RECORDS PROVIDED:
━━━━━━━━━━

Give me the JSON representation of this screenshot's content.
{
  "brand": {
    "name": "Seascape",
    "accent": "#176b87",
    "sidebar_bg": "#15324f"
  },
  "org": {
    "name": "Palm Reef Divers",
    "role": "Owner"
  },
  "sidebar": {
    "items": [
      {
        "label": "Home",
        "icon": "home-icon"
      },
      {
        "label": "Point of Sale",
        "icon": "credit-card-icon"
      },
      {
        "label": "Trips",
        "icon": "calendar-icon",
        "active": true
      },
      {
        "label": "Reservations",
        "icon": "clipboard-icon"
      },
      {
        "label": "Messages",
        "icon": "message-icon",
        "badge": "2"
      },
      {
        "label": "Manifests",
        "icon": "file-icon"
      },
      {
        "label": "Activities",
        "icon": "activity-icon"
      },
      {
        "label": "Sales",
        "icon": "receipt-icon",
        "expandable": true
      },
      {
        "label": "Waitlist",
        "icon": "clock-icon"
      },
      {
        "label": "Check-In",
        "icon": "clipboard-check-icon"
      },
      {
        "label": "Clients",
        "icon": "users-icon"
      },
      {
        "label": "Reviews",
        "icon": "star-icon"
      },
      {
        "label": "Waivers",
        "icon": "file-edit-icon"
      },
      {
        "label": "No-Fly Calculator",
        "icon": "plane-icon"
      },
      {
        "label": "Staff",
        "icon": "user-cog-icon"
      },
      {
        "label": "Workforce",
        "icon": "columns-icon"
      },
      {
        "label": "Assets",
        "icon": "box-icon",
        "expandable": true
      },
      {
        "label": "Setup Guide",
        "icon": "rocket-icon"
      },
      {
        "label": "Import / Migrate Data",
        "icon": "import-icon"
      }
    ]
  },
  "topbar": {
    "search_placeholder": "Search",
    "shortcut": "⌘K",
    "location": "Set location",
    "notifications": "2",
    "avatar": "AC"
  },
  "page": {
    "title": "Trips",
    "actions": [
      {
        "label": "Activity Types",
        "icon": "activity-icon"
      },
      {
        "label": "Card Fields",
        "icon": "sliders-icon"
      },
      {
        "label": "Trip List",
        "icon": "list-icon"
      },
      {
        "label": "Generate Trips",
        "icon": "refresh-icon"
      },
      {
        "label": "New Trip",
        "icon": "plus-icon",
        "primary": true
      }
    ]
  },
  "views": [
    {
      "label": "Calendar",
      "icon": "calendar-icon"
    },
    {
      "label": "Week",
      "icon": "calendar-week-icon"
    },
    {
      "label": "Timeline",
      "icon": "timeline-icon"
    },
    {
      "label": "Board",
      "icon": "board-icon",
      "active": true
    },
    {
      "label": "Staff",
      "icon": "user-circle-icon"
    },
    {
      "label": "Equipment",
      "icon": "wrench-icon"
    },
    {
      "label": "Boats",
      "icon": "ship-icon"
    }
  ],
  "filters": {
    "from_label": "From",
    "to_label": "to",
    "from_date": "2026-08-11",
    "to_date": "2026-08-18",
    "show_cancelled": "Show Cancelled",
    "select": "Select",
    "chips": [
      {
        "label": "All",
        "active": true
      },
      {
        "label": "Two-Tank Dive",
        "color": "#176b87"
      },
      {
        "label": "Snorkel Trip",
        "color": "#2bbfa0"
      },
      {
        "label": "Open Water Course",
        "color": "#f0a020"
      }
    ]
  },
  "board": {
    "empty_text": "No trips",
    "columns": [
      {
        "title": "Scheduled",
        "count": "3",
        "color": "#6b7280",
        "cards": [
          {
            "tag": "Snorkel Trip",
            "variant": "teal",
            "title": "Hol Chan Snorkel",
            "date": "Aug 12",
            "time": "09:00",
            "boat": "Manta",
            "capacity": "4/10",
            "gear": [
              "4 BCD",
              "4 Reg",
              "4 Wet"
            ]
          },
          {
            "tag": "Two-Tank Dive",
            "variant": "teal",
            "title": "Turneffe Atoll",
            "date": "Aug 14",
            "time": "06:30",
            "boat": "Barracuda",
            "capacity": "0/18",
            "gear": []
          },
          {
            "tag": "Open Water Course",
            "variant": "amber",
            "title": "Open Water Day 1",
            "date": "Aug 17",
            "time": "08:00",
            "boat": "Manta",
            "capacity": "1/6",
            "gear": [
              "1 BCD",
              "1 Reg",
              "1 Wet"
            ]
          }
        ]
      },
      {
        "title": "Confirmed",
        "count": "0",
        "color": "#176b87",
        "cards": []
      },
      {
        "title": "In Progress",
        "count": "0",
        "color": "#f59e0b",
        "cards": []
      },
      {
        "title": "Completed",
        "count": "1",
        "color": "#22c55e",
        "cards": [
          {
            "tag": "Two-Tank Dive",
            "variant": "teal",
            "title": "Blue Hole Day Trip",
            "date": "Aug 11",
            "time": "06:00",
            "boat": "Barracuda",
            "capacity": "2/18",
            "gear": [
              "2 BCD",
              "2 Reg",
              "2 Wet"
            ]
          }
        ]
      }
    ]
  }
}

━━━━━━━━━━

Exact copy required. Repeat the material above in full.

Give me the JSON representation of this screenshot's content.
{
  "brand": {
    "name": "Seascape",
    "accent": "#176b87",
    "sidebar_bg": "#15324f"
  },
  "org": {
    "name": "Palm Reef Divers",
    "role": "Owner"
  },
  "sidebar": {
    "items": [
      {
        "label": "Home",
        "icon": "home-icon"
      },
      {
        "label": "Point of Sale",
        "icon": "credit-card-icon"
      },
      {
        "label": "Trips",
        "icon": "calendar-icon",
        "active": true
      },
      {
        "label": "Reservations",
        "icon": "clipboard-icon"
      },
      {
        "label": "Messages",
        "icon": "message-icon",
        "badge": "2"
      },
      {
        "label": "Manifests",
        "icon": "file-icon"
      },
      {
        "label": "Activities",
        "icon": "activity-icon"
      },
      {
        "label": "Sales",
        "icon": "receipt-icon",
        "expandable": true
      },
      {
        "label": "Waitlist",
        "icon": "clock-icon"
      },
      {
        "label": "Check-In",
        "icon": "clipboard-check-icon"
      },
      {
        "label": "Clients",
        "icon": "users-icon"
      },
      {
        "label": "Reviews",
        "icon": "star-icon"
      },
      {
        "label": "Waivers",
        "icon": "file-edit-icon"
      },
      {
        "label": "No-Fly Calculator",
        "icon": "plane-icon"
      },
      {
        "label": "Staff",
        "icon": "user-cog-icon"
      },
      {
        "label": "Workforce",
        "icon": "columns-icon"
      },
      {
        "label": "Assets",
        "icon": "box-icon",
        "expandable": true
      },
      {
        "label": "Setup Guide",
        "icon": "rocket-icon"
      },
      {
        "label": "Import / Migrate Data",
        "icon": "import-icon"
      }
    ]
  },
  "topbar": {
    "search_placeholder": "Search",
    "shortcut": "⌘K",
    "location": "Set location",
    "notifications": "2",
    "avatar": "AC"
  },
  "page": {
    "title": "Trips",
    "actions": [
      {
        "label": "Activity Types",
        "icon": "activity-icon"
      },
      {
        "label": "Card Fields",
        "icon": "sliders-icon"
      },
      {
        "label": "Trip List",
        "icon": "list-icon"
      },
      {
        "label": "Generate Trips",
        "icon": "refresh-icon"
      },
      {
        "label": "New Trip",
        "icon": "plus-icon",
        "primary": true
      }
    ]
  },
  "views": [
    {
      "label": "Calendar",
      "icon": "calendar-icon"
    },
    {
      "label": "Week",
      "icon": "calendar-week-icon"
    },
    {
      "label": "Timeline",
      "icon": "timeline-icon"
    },
    {
      "label": "Board",
      "icon": "board-icon",
      "active": true
    },
    {
      "label": "Staff",
      "icon": "user-circle-icon"
    },
    {
      "label": "Equipment",
      "icon": "wrench-icon"
    },
    {
      "label": "Boats",
      "icon": "ship-icon"
    }
  ],
  "filters": {
    "from_label": "From",
    "to_label": "to",
    "from_date": "2026-08-11",
    "to_date": "2026-08-18",
    "show_cancelled": "Show Cancelled",
    "select": "Select",
    "chips": [
      {
        "label": "All",
        "active": true
      },
      {
        "label": "Two-Tank Dive",
        "color": "#176b87"
      },
      {
        "label": "Snorkel Trip",
        "color": "#2bbfa0"
      },
      {
        "label": "Open Water Course",
        "color": "#f0a020"
      }
    ]
  },
  "board": {
    "empty_text": "No trips",
    "columns": [
      {
        "title": "Scheduled",
        "count": "3",
        "color": "#6b7280",
        "cards": [
          {
            "tag": "Snorkel Trip",
            "variant": "teal",
            "title": "Hol Chan Snorkel",
            "date": "Aug 12",
            "time": "09:00",
            "boat": "Manta",
            "capacity": "4/10",
            "gear": [
              "4 BCD",
              "4 Reg",
              "4 Wet"
            ]
          },
          {
            "tag": "Two-Tank Dive",
            "variant": "teal",
            "title": "Turneffe Atoll",
            "date": "Aug 14",
            "time": "06:30",
            "boat": "Barracuda",
            "capacity": "0/18",
            "gear": []
          },
          {
            "tag": "Open Water Course",
            "variant": "amber",
            "title": "Open Water Day 1",
            "date": "Aug 17",
            "time": "08:00",
            "boat": "Manta",
            "capacity": "1/6",
            "gear": [
              "1 BCD",
              "1 Reg",
              "1 Wet"
            ]
          }
        ]
      },
      {
        "title": "Confirmed",
        "count": "0",
        "color": "#176b87",
        "cards": []
      },
      {
        "title": "In Progress",
        "count": "0",
        "color": "#f59e0b",
        "cards": []
      },
      {
        "title": "Completed",
        "count": "1",
        "color": "#22c55e",
        "cards": [
          {
            "tag": "Two-Tank Dive",
            "variant": "teal",
            "title": "Blue Hole Day Trip",
            "date": "Aug 11",
            "time": "06:00",
            "boat": "Barracuda",
            "capacity": "2/18",
            "gear": [
              "2 BCD",
              "2 Reg",
              "2 Wet"
            ]
          }
        ]
      }
    ]
  }
}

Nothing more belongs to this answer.